If you’re looking to start working on your fitness, perhaps after the disruption of a global pandemic, you don’t need to search for apps or invest in a new laptop right away because all you have need to get started is already on your phone.
Google Fit is (as the name suggests) Google’s own fitness tracker app, and it comes preinstalled on Android phones. If you don’t have it for some reason, you can install it from the Google Play Store. Unlike Apple’s offering, it’s cross-platform and you can find the iOS version here. While Google Fit isn’t the most advanced health and fitness app you can find, it covers the basics pretty well.
The app’s home screen is dominated by two rings, showing heart points (which are gained by any kind of moderate activity) and milestones. Scroll down that main screen and you’ll see everything Google Fit can monitor, from sleep to weight. You might want to optionally install third-party apps to track these metrics, but you can also enter them manually (or just ignore them for now).
Before you do anything else, set goals for each day: touch Profile, and tell Google Fit how many steps you want to take each day and how many heart points you want to aim for. On the same screen, you can enter your date of birth, weight and height, which means the app can more accurately assess and calculate your stats.
When it comes to walking and running, Google Fit should automatically record your movements. If that doesn’t seem to be happening, go to the Android Settings screen and then tap Apps and notifications, See all applications, Adjust, and Permissions to make sure the app is allowed to track your physical activity through movements detected by your smartphone. Just be sure to keep your phone with you and you will start to get a feel for your daily exercise.
Later, you can buy extras like smartwatches and chest belts to track other types of activity, but when you’re just getting started, you can add these workouts manually. On the Google Fit front screen, tap the plus button (bottom right) and choose Add an activity.
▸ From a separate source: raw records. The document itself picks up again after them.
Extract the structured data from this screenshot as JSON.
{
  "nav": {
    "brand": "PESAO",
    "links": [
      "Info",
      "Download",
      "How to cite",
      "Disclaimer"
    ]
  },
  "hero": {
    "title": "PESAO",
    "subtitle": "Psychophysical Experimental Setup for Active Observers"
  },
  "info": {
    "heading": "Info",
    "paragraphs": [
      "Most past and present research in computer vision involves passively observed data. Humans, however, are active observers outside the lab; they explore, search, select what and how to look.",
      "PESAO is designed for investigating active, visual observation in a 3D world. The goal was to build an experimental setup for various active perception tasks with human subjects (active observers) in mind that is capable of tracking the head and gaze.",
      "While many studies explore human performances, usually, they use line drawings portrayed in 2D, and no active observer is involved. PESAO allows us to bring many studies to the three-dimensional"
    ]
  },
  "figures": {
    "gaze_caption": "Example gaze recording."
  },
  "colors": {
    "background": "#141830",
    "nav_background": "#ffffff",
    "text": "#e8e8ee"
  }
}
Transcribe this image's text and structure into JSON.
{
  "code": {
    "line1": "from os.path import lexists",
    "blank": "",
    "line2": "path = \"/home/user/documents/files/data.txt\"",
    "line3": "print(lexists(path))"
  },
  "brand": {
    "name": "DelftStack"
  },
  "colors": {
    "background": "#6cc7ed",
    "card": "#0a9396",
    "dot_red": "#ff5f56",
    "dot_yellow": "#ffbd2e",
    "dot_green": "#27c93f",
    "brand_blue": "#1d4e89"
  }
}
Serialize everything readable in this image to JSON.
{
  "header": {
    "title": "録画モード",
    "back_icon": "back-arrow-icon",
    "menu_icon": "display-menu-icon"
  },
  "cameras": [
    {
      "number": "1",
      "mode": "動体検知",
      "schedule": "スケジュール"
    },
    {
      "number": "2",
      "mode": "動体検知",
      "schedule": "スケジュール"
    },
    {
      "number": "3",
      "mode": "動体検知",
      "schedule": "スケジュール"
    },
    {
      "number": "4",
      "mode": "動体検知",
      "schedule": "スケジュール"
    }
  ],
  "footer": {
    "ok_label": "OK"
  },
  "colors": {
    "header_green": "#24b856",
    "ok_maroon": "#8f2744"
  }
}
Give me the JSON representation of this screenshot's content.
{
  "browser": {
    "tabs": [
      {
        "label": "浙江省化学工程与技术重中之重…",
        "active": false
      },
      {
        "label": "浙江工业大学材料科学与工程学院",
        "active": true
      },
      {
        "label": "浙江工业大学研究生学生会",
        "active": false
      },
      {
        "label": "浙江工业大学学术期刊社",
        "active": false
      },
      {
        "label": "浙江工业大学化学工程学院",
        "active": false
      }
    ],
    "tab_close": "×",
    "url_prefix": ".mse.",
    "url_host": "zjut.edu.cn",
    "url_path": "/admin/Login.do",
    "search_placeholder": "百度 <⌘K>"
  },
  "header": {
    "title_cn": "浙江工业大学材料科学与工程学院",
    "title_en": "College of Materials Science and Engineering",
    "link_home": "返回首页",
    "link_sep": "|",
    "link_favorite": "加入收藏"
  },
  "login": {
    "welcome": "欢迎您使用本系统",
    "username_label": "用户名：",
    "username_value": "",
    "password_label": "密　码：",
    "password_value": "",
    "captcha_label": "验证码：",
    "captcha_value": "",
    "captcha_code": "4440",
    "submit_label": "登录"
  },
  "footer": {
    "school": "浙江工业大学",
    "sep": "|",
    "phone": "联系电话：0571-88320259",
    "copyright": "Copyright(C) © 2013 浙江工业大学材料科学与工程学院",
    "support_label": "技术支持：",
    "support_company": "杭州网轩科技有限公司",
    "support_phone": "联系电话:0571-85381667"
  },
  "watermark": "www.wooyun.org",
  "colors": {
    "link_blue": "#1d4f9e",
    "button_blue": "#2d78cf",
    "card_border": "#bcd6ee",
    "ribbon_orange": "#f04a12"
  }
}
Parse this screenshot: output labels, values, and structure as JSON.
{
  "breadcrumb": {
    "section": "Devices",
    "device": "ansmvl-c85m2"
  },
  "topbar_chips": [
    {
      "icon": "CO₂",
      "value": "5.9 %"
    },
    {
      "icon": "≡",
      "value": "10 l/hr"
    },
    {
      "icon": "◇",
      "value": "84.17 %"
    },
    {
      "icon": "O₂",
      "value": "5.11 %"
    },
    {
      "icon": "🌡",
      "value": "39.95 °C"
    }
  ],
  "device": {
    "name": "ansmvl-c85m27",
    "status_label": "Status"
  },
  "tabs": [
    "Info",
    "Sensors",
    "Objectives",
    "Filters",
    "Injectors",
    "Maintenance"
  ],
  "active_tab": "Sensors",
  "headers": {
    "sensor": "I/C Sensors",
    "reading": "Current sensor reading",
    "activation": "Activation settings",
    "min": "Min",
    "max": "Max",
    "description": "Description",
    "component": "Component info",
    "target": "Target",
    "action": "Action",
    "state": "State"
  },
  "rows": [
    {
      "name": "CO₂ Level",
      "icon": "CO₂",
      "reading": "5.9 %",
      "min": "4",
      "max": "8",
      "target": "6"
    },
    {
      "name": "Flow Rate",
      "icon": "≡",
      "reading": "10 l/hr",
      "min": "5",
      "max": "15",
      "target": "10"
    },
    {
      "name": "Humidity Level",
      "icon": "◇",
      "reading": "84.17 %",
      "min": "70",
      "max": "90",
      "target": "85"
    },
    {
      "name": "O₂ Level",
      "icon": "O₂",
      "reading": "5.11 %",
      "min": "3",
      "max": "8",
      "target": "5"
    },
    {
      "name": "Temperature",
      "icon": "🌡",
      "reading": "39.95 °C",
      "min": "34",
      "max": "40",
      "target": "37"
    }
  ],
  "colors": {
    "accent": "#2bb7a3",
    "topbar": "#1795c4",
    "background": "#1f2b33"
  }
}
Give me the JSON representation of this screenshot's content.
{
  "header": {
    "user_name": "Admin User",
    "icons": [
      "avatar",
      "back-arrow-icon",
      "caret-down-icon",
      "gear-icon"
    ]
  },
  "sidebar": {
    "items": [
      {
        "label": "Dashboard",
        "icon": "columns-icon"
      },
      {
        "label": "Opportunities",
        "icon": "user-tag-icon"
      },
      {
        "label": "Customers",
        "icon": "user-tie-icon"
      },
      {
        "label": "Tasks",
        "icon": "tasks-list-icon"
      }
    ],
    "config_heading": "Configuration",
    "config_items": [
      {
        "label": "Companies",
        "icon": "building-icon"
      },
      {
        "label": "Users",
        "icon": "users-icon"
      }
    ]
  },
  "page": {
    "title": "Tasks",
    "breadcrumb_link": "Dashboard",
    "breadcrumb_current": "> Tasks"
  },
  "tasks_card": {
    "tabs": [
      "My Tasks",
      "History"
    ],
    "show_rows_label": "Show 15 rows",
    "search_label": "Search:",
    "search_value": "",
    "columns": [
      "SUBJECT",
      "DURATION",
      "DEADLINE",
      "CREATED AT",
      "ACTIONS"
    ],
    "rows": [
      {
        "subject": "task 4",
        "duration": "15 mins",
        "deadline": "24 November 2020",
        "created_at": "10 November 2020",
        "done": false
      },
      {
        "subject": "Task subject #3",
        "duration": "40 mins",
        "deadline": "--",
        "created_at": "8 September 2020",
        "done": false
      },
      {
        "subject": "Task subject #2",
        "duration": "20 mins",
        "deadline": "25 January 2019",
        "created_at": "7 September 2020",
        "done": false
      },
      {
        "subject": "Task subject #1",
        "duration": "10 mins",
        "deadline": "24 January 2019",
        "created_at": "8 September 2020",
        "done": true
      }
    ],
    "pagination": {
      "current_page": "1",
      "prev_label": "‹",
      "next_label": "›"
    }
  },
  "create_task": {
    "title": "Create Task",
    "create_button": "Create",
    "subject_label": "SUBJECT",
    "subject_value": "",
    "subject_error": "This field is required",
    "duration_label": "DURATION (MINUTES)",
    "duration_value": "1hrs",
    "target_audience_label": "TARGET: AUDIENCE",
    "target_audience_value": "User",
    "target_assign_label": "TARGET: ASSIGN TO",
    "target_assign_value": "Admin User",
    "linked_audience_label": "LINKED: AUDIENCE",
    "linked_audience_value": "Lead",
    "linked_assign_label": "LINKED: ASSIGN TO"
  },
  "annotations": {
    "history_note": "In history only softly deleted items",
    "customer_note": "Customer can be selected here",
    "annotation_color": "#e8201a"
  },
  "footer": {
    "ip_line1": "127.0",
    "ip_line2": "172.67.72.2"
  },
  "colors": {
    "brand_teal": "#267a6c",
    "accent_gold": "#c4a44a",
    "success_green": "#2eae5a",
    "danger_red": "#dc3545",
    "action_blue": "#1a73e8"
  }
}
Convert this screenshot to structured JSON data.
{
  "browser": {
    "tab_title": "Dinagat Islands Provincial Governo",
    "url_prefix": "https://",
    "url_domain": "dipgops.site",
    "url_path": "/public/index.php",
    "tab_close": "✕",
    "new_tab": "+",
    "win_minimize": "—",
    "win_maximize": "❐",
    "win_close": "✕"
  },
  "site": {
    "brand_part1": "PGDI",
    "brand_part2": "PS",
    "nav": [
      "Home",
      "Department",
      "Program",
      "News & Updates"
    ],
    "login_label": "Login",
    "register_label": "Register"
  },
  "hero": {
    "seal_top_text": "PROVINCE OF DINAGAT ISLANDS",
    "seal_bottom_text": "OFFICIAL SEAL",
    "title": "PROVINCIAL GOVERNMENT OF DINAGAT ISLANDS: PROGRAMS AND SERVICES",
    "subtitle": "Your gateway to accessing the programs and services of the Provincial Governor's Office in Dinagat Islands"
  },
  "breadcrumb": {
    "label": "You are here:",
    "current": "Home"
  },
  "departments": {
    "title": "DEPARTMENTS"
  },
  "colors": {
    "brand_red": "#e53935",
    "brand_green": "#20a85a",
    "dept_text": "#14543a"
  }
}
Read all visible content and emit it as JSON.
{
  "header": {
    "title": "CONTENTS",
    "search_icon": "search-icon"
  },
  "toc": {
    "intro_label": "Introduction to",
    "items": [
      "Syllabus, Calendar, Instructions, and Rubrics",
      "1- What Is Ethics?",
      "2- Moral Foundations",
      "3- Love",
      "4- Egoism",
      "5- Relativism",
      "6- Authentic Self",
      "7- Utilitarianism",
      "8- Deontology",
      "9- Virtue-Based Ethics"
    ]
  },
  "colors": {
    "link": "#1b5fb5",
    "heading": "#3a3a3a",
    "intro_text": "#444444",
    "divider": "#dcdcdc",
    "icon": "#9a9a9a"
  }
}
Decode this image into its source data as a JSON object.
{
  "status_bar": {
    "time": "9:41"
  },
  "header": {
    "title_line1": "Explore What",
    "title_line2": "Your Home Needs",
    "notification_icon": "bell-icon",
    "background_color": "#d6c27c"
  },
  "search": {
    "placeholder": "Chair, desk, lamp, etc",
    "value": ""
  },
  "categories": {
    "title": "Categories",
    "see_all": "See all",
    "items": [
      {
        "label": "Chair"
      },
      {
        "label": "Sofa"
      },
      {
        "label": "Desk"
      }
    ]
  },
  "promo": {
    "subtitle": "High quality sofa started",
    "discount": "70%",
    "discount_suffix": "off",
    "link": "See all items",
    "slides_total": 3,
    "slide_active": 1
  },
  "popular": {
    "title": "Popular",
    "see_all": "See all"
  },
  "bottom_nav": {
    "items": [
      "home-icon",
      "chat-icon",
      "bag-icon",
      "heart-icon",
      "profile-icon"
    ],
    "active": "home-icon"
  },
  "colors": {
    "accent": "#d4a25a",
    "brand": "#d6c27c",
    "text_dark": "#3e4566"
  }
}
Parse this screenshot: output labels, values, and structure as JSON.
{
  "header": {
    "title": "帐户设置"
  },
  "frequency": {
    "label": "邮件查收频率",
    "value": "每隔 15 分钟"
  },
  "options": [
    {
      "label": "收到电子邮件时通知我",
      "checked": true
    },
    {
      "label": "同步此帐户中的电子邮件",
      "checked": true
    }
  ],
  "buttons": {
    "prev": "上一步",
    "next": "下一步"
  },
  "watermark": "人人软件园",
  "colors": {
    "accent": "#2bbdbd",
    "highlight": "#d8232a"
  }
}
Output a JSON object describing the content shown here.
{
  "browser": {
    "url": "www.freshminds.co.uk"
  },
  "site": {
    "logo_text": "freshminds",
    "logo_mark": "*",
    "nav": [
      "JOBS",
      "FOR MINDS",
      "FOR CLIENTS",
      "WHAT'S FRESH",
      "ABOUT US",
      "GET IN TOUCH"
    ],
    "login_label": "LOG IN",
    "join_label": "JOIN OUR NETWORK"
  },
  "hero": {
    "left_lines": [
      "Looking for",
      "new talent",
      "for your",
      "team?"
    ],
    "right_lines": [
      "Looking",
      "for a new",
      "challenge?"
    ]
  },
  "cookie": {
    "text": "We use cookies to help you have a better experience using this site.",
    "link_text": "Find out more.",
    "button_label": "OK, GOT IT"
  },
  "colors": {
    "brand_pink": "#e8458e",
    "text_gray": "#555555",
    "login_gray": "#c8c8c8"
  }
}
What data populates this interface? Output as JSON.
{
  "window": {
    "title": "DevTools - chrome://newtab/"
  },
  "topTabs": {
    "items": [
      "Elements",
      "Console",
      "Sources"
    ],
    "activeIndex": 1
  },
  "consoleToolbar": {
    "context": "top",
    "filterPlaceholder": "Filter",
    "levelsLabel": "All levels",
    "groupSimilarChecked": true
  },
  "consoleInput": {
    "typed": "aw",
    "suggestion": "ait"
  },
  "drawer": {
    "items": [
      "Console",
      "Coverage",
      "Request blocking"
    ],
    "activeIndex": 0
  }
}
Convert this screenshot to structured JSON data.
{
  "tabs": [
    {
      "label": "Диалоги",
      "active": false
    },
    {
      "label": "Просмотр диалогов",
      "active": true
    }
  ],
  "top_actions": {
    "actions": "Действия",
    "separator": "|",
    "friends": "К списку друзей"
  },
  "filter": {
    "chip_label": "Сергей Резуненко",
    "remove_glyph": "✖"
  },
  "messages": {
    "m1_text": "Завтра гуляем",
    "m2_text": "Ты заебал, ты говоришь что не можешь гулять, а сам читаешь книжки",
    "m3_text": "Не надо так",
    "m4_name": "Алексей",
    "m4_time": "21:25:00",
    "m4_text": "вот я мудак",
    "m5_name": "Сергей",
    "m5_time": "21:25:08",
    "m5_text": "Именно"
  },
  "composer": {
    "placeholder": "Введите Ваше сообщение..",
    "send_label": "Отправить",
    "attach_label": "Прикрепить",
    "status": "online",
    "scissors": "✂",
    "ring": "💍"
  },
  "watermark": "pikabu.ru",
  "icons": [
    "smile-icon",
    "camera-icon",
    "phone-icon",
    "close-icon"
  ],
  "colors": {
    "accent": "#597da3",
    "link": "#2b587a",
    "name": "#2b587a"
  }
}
You can specify what type of activity you completed and how long it took, and give an estimate of how hard it made your heart work.